Through his work in curriculum development, Dr. Cuoco has also brought mathematical habits of mind directly to students in their classrooms. He is the lead author of the highly regarded CME Project, a lively four-year curriculum that succeeds at illustrating mathematical habits of mind in the context of high school mathematics. The CME Project has brought rich mathematical thinking to students in New York, Chicago, Pittsburgh, Boston, and San Diego, among many other urban and rural communities. He has a vision of school mathematics informed by his own research in number theory and experience as high school teacher. He elevates high school mathematics into something interesting for students, something accessible, and something beautiful. By putting the discipline of mathematics at the center of his work, he elevates the work of teaching; mathematical ideas that are soft-pedaled by many curricula are addressed forthrightly.

Most recently, Dr. Cuoco’s work has taken an equity focus. Together with national experts in equity and social justice and with teachers in the Pittsburgh Public Schools he is working to extend all of these models in ways that ensure all students have access to high quality mathematical materials and teaching.

Al Cuoco’s life work closely mirrors Mary Dolciani’s—a teaching career that blossomed into the development of curricula and textbooks for school mathematics. He is most deserving of the Dolciani Award.



As far back as I can remember, mathematics has always been my haven, my refuge from the so-called real world. Almost by accident, I discovered that I could make my haven accessible to young people, and that launched a career driven by two passions—for the discipline and for helping others learn to love the discipline. MAA has always been a home for people with this dual passion, and this award is one more example of MAA’s dedication to bridge building.

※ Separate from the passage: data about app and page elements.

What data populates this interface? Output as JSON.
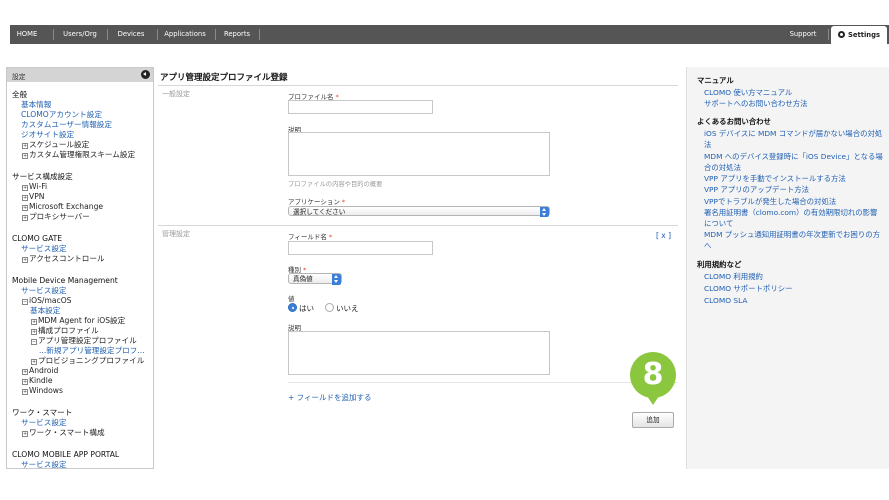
{
  "nav": {
    "items": [
      "HOME",
      "Users/Org",
      "Devices",
      "Applications",
      "Reports"
    ],
    "support": "Support",
    "settings": "Settings"
  },
  "sidebar": {
    "title": "設定",
    "groups": [
      {
        "heading": "全般",
        "items": [
          {
            "label": "基本情報",
            "type": "link"
          },
          {
            "label": "CLOMOアカウント設定",
            "type": "link"
          },
          {
            "label": "カスタムユーザー情報設定",
            "type": "link"
          },
          {
            "label": "ジオサイト設定",
            "type": "link"
          },
          {
            "label": "スケジュール設定",
            "type": "expand"
          },
          {
            "label": "カスタム管理権限スキーム設定",
            "type": "expand"
          }
        ]
      },
      {
        "heading": "サービス構成設定",
        "items": [
          {
            "label": "Wi-Fi",
            "type": "expand"
          },
          {
            "label": "VPN",
            "type": "expand"
          },
          {
            "label": "Microsoft Exchange",
            "type": "expand"
          },
          {
            "label": "プロキシサーバー",
            "type": "expand"
          }
        ]
      },
      {
        "heading": "CLOMO GATE",
        "items": [
          {
            "label": "サービス設定",
            "type": "link"
          },
          {
            "label": "アクセスコントロール",
            "type": "expand"
          }
        ]
      },
      {
        "heading": "Mobile Device Management",
        "items": [
          {
            "label": "サービス設定",
            "type": "link"
          },
          {
            "label": "iOS/macOS",
            "type": "collapse"
          },
          {
            "label": "基本設定",
            "type": "link"
          },
          {
            "label": "MDM Agent for iOS設定",
            "type": "expand"
          },
          {
            "label": "構成プロファイル",
            "type": "expand"
          },
          {
            "label": "アプリ管理設定プロファイル",
            "type": "collapse"
          },
          {
            "label": "...新規アプリ管理設定プロフ...",
            "type": "link"
          },
          {
            "label": "プロビジョニングプロファイル",
            "type": "expand"
          },
          {
            "label": "Android",
            "type": "expand"
          },
          {
            "label": "Kindle",
            "type": "expand"
          },
          {
            "label": "Windows",
            "type": "expand"
          }
        ]
      },
      {
        "heading": "ワーク・スマート",
        "items": [
          {
            "label": "サービス設定",
            "type": "link"
          },
          {
            "label": "ワーク・スマート構成",
            "type": "expand"
          }
        ]
      },
      {
        "heading": "CLOMO MOBILE APP PORTAL",
        "items": [
          {
            "label": "サービス設定",
            "type": "link"
          }
        ]
      }
    ]
  },
  "main": {
    "title": "アプリ管理設定プロファイル登録",
    "general_section": "一般設定",
    "profile_name_label": "プロファイル名",
    "description_label": "説明",
    "description_hint": "プロファイルの内容や目的の概要",
    "application_label": "アプリケーション",
    "application_value": "選択してください",
    "management_section": "管理設定",
    "field_name_label": "フィールド名",
    "remove_field": "[ x ]",
    "type_label": "種別",
    "type_value": "真偽値",
    "value_label": "値",
    "yes_label": "はい",
    "no_label": "いいえ",
    "yes_selected": true,
    "field_description_label": "説明",
    "add_field_link": "+ フィールドを追加する",
    "add_button": "追加",
    "step_number": "8",
    "required_mark": "*"
  },
  "rightbar": {
    "manual_heading": "マニュアル",
    "manual_links": [
      "CLOMO 使い方マニュアル",
      "サポートへのお問い合わせ方法"
    ],
    "faq_heading": "よくあるお問い合わせ",
    "faq_links": [
      "iOS デバイスに MDM コマンドが届かない場合の対処法",
      "MDM へのデバイス登録時に「iOS Device」となる場合の対処法",
      "VPP アプリを手動でインストールする方法",
      "VPP アプリのアップデート方法",
      "VPPでトラブルが発生した場合の対処法",
      "署名用証明書（clomo.com）の有効期限切れの影響について",
      "MDM プッシュ通知用証明書の年次更新でお困りの方へ"
    ],
    "terms_heading": "利用規約など",
    "terms_links": [
      "CLOMO 利用規約",
      "CLOMO サポートポリシー",
      "CLOMO SLA"
    ]
  },
  "colors": {
    "nav_bg": "#555555",
    "link": "#1f5fb3",
    "required": "#e0402a",
    "badge": "#8bc63f",
    "select_accent": "#3b7fd9"
  }
}
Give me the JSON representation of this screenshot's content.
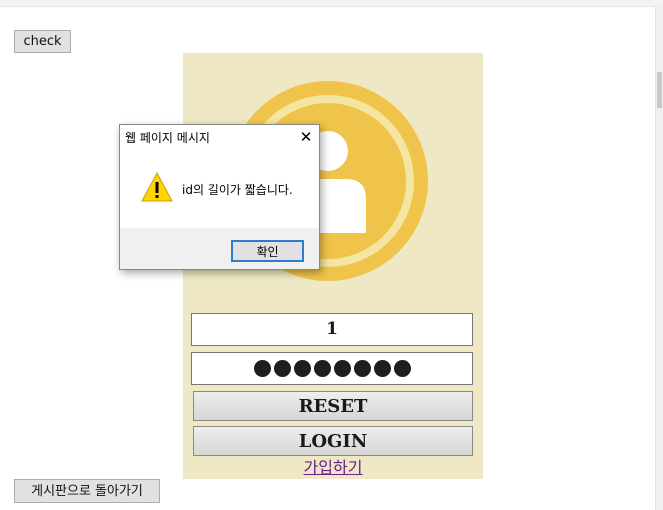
{
  "toolbar": {
    "check_label": "check"
  },
  "login": {
    "id_value": "1",
    "password_length": 8,
    "reset_label": "RESET",
    "login_label": "LOGIN",
    "join_label": "가입하기"
  },
  "footer": {
    "back_label": "게시판으로 돌아가기"
  },
  "dialog": {
    "title": "웹 페이지 메시지",
    "close_glyph": "✕",
    "message": "id의 길이가 짧습니다.",
    "ok_label": "확인",
    "icon": "warning-icon"
  },
  "colors": {
    "panel_bg": "#eee8c4",
    "avatar_gold": "#f0c44a",
    "avatar_ring": "#f4e6a2",
    "link": "#6b1f8a",
    "dialog_focus": "#2f7bd4"
  }
}
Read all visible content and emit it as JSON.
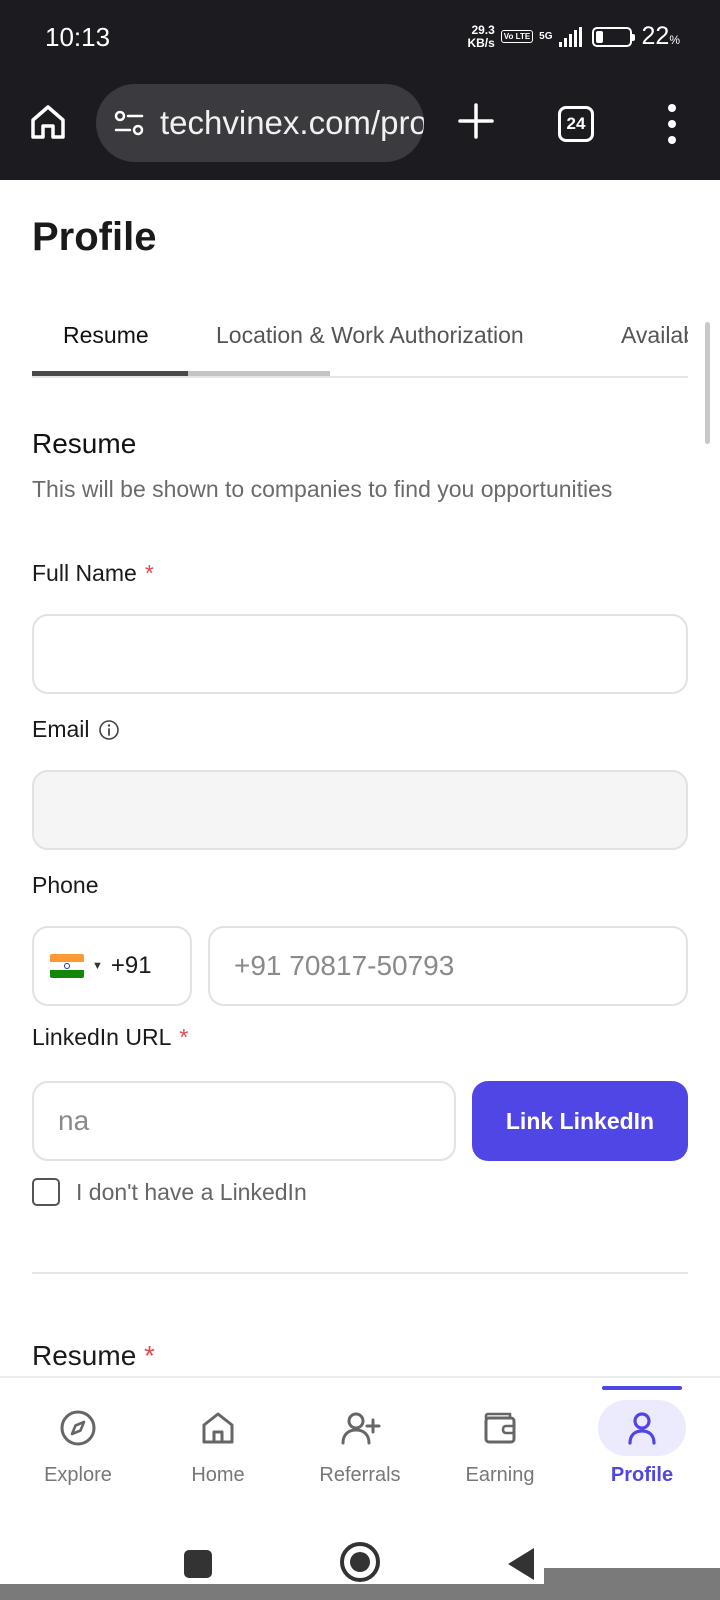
{
  "status_bar": {
    "time": "10:13",
    "speed_value": "29.3",
    "speed_unit": "KB/s",
    "volte": "Vo LTE",
    "network": "5G",
    "battery_percent": "22",
    "battery_unit": "%"
  },
  "browser": {
    "url": "techvinex.com/profile",
    "tab_count": "24",
    "icons": [
      "home-icon",
      "site-settings-icon",
      "plus-icon",
      "tab-switcher-icon",
      "more-vert-icon"
    ]
  },
  "page": {
    "title": "Profile",
    "tabs": [
      {
        "label": "Resume",
        "active": true
      },
      {
        "label": "Location & Work Authorization",
        "active": false
      },
      {
        "label": "Availability",
        "active": false
      }
    ],
    "section": {
      "title": "Resume",
      "description": "This will be shown to companies to find you opportunities"
    },
    "form": {
      "full_name": {
        "label": "Full Name",
        "required_mark": "*",
        "value": ""
      },
      "email": {
        "label": "Email",
        "value": ""
      },
      "phone": {
        "label": "Phone",
        "country_code": "+91",
        "country": "India",
        "placeholder": "+91 70817-50793"
      },
      "linkedin": {
        "label": "LinkedIn URL",
        "required_mark": "*",
        "value": "na",
        "button": "Link LinkedIn"
      },
      "no_linkedin_checkbox": {
        "label": "I don't have a LinkedIn",
        "checked": false
      },
      "resume_section": {
        "label": "Resume",
        "required_mark": "*"
      }
    }
  },
  "bottom_nav": {
    "items": [
      {
        "label": "Explore",
        "icon": "compass-icon",
        "active": false
      },
      {
        "label": "Home",
        "icon": "home-icon",
        "active": false
      },
      {
        "label": "Referrals",
        "icon": "user-plus-icon",
        "active": false
      },
      {
        "label": "Earning",
        "icon": "wallet-icon",
        "active": false
      },
      {
        "label": "Profile",
        "icon": "user-icon",
        "active": true
      }
    ]
  },
  "colors": {
    "accent": "#4f46e5",
    "required": "#e5484d",
    "chrome_bg": "#1c1b1f"
  }
}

I’m so lucky to be able to do this work. It’s supported by brilliant friends and colleagues, most of whom make me look good. It’s supported by my family: Micky, Alicia, Scott, and the wonderful young man, Atticus. It’s supported by the talented and expert teachers I know who make me glad to be part of their profession. And it’s supported by thousands of my high school students who made me understand that kids are much more talented than most grown-ups think.


Al Cuoco grew up in the Boston area, earning his AB degree in Mathematics from Boston College in 1969. For twenty-four years (1969–1993) he taught mathematics at Woburn High School, serving as chair of the department from 1983 to 1993. In 1974, while still working full time at Woburn High School he earned his Masters Degree in Mathematics at Bowdoin College. Inspired by his involvement in the NSF Summer Institutes for Secondary Teachers at Bowdoin, he went on to earn his PhD in Mathematics at Brandeis University under the supervision of Ralph Greenberg. His highly regarded PhD thesis opened the field of higher dimensional Iwasawa Theory; he went on to publish three more influential papers, one with Paul Monsky, within the field. He eventually moved to EDC in 1991, where he has created deeply mathematical programs for students, teachers, and mathematicians inspired by his own personal experiences. Al co-authored, with Joseph Rotman, the MAA book Learning Modern Algebra from Early Attempts to Prove Fermat’s Last Theorem. He has also published in each of the three MAA journals. He has served on many policy boards, including the Institute for Mathematics and Education, the Illustrative Mathematics Project, and the Conference Board of the Mathematical. Currently, Al is a member of the International Program Committee of ICMI Study 24.